COVID-19 hit the world’s economy from all possible angles. It did so by creating huge unemployment, forcing solid small businesses to close, disrupting the way people work, and threatening the very functionality of our societies.
Think of all the things you used to do before the pandemic and now. Think of the goods and services you spent your income on before the pandemic and now. Finally, think of how much you traveled before and now. That all changed and will likely remain like this for a while.
However, beyond this doom and gloom, a ray of hope comes from an unexpected place. Humankind is fighting back on all fronts – from finding a cure and promoting social distancing to stop the spreading of the disease to adjusting to the new economic reality.
An encouraging sign comes from the private sector. Business creation in the third quarter of the year exceeded all expectations. Not only in the United Kingdom, but also in France and, likely, in other parts of the world.
U.K. New Businesses Number on the Rise

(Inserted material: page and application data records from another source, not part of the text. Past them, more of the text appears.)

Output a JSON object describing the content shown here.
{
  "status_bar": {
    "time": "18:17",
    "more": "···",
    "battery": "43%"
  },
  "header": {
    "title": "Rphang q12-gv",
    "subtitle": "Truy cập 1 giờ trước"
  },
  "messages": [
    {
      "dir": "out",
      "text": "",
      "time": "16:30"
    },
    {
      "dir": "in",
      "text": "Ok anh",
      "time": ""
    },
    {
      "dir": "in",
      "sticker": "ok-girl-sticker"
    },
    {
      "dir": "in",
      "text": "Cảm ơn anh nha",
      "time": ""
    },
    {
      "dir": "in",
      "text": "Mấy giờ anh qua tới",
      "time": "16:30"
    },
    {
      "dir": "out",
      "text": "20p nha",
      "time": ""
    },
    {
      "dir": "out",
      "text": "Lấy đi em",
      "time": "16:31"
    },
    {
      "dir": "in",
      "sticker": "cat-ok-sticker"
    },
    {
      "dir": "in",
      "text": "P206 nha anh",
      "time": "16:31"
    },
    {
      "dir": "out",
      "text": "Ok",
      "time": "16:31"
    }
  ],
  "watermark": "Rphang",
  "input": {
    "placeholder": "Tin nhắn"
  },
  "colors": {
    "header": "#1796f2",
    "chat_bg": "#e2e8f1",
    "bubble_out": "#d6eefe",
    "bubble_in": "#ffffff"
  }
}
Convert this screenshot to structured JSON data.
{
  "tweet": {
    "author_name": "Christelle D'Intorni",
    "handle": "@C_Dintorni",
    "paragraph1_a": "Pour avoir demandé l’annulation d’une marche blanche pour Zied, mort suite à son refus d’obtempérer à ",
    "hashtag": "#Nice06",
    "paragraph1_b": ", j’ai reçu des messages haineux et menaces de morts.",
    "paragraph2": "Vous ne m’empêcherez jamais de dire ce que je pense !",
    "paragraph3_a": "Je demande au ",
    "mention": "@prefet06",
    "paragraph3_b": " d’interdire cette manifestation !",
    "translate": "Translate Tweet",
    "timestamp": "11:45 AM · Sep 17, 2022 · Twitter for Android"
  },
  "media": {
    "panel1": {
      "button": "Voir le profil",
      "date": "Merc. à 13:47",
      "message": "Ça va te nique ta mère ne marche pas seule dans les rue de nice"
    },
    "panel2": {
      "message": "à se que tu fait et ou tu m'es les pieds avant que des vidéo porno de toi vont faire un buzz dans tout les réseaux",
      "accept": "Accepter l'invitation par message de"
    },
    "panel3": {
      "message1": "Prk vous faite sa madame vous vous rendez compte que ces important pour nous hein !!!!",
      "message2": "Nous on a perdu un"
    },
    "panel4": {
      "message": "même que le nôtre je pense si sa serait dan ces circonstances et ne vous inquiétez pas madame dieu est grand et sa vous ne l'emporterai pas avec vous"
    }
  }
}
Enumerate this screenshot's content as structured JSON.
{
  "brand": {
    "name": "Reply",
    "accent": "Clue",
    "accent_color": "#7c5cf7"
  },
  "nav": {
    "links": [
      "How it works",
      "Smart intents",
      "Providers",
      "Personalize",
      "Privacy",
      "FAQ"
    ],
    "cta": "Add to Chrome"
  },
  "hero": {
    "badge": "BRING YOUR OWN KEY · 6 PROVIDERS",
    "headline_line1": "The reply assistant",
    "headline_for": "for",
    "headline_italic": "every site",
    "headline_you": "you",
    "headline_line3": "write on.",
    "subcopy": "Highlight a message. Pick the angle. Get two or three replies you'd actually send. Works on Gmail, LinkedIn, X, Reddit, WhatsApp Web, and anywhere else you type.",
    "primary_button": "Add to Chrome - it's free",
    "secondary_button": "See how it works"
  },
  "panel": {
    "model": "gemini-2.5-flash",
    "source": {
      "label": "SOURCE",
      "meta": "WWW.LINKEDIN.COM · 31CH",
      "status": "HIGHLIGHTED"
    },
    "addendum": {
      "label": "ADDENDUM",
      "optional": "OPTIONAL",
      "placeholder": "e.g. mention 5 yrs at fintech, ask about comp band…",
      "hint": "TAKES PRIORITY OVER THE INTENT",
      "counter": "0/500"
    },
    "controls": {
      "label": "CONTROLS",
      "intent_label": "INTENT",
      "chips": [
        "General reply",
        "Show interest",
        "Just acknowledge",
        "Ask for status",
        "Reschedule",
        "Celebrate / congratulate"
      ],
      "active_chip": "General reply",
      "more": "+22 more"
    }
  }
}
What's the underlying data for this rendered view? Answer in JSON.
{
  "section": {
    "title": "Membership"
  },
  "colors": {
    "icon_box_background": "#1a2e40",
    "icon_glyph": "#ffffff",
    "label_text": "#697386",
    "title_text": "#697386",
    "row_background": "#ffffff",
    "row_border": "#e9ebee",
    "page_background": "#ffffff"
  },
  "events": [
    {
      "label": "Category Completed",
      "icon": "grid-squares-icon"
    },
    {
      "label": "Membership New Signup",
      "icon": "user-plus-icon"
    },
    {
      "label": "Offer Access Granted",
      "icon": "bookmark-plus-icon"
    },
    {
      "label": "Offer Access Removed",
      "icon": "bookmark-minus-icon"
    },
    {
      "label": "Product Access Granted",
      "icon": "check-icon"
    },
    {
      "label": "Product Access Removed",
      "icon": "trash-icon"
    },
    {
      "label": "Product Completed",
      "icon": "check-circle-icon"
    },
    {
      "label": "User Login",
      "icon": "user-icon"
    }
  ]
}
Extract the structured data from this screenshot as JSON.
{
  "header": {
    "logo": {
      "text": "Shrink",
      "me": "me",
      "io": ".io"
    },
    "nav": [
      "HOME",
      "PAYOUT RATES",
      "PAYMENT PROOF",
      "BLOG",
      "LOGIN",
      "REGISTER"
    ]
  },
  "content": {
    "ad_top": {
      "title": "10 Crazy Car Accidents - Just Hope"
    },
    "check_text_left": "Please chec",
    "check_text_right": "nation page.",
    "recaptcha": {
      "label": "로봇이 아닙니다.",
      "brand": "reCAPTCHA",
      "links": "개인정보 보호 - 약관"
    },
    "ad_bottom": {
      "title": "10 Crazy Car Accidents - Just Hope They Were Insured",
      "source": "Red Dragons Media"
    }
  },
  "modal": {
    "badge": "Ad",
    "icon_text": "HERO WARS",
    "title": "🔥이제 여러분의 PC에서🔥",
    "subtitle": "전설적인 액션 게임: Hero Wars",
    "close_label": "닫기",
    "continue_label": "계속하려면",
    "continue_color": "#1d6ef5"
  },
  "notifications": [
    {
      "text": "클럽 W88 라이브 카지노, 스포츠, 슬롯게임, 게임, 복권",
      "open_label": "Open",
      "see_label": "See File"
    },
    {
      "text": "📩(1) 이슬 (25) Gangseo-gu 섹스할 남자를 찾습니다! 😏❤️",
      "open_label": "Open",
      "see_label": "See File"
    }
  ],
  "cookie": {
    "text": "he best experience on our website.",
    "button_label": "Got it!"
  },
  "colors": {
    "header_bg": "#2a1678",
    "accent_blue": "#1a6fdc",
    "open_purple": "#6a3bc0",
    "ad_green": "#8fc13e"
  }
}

The third quarter of the year brought something interesting – the number of new businesses registered in the United Kingdom exceeded the one in the same period of last year. This is interesting because the dynamism in the industry was declining continuously in the last two decades ending 2019. By dynamism, we talk about the difference between business closures and new openings.
But now, with the coronavirus crisis, the dynamics changed. People start new businesses in sectors not hit by the coronavirus, taking advantage of easy money from the banks and advantageous conditions from the government.
Historic New Businesses Number in France
France just reported a record high of new businesses established in the third quarter of 2020. And this is not only about auto-entrepreneurs or one-man firms.
The sectors’ diversity also is interesting. Transportation and warehouse, trade, real estate are in the lead, while personal services, finance and construction follow closely.
Naturally, this is solid economic news. But one cannot stop wondering what drives the sudden interest in becoming an entrepreneur.
Definitely, monetary and fiscal policies help. If there was a time in recent history where credit was so cheap, it is today, which makes it improbable to find similar credit conditions in the future.
However what if the drive to entrepreneurship comes from a lost job? What if people simply lost their jobs and they must do something to make ends meet?
Regardless of the answers, this is more than welcomed news on the economic battle. It is terrific news!